Our programs are seldom as simple as the single chain of if-then relationships previously considered. More likely, there are several chains of connections, and vertical as well as circular flows of action. It may be more realistic to think of a program as a spiral involving various feedback loops. For example, a policy change can lead back to changes in knowledge and attitudes that, in turn, lead forward to behavioral change. Certainly this spiral effect happens when we take the knowledge gained during implementation and use that knowledge to improve a program (for example, we see that the targeted numbers of participants are not attending so we feed that information back into redesigning our educational outreach and activities) or to inform the next planning cycle. Or, a program causes a change in an external factor that, in turn, affects program direction.

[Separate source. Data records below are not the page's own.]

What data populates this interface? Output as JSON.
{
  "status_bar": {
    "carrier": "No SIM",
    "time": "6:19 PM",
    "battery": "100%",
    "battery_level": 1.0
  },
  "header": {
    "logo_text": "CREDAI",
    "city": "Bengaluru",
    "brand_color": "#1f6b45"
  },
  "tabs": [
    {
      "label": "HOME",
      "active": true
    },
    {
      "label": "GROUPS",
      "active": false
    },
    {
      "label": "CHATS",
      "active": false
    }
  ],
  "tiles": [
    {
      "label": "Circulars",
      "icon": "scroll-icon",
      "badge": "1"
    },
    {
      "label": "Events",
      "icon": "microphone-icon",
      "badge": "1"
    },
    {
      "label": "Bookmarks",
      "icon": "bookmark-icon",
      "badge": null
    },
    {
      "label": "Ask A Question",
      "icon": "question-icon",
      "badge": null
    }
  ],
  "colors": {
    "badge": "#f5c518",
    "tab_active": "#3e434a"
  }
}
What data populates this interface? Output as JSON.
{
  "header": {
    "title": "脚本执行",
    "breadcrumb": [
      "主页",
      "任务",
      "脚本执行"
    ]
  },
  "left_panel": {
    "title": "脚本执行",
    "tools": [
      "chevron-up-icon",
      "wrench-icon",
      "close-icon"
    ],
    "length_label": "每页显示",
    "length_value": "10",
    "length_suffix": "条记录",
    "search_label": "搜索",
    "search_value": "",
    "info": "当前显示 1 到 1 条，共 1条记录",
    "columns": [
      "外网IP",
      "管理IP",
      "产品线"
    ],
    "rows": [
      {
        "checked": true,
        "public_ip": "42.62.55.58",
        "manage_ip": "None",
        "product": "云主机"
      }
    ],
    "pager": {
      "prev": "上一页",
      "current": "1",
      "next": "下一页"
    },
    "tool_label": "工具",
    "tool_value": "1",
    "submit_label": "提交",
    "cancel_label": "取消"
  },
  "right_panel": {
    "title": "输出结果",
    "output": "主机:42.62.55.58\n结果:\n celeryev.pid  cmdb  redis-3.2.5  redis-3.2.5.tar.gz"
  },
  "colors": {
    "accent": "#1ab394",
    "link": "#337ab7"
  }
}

Often, program logic models have:
- Several branches (Funnell, 2000) or lines of connections (chains, causal models).
- Multiple lines or chains, and arrows.
- Feedback loops.
- Several or various theories of change (see Weiss, 1998 and Rogers, 2000).
- Alternative pathways of change
The following graphic depicts multiple chains and directions of expected causal linkages.
This graphic of a logic model more realistically depicts a multi-faceted program. The programs that many of us work in seldom are so simple that a single line of boxes and arrows accurately represent reality. In this logic model, you see a number of rows that depict various sequences of events and arrows showing both vertical and horizontal flows and feedback loops. The several lines or branches might represent different activities or target audiences and the sequence of events pertaining to each. Feedback loops are common in most programs. As we learn, we feed that information back into the program and modify it. Or, something may happen that causes the program to redirect. Actual program implementation is more complex and fluid than a single line of boxes and straight arrows represents.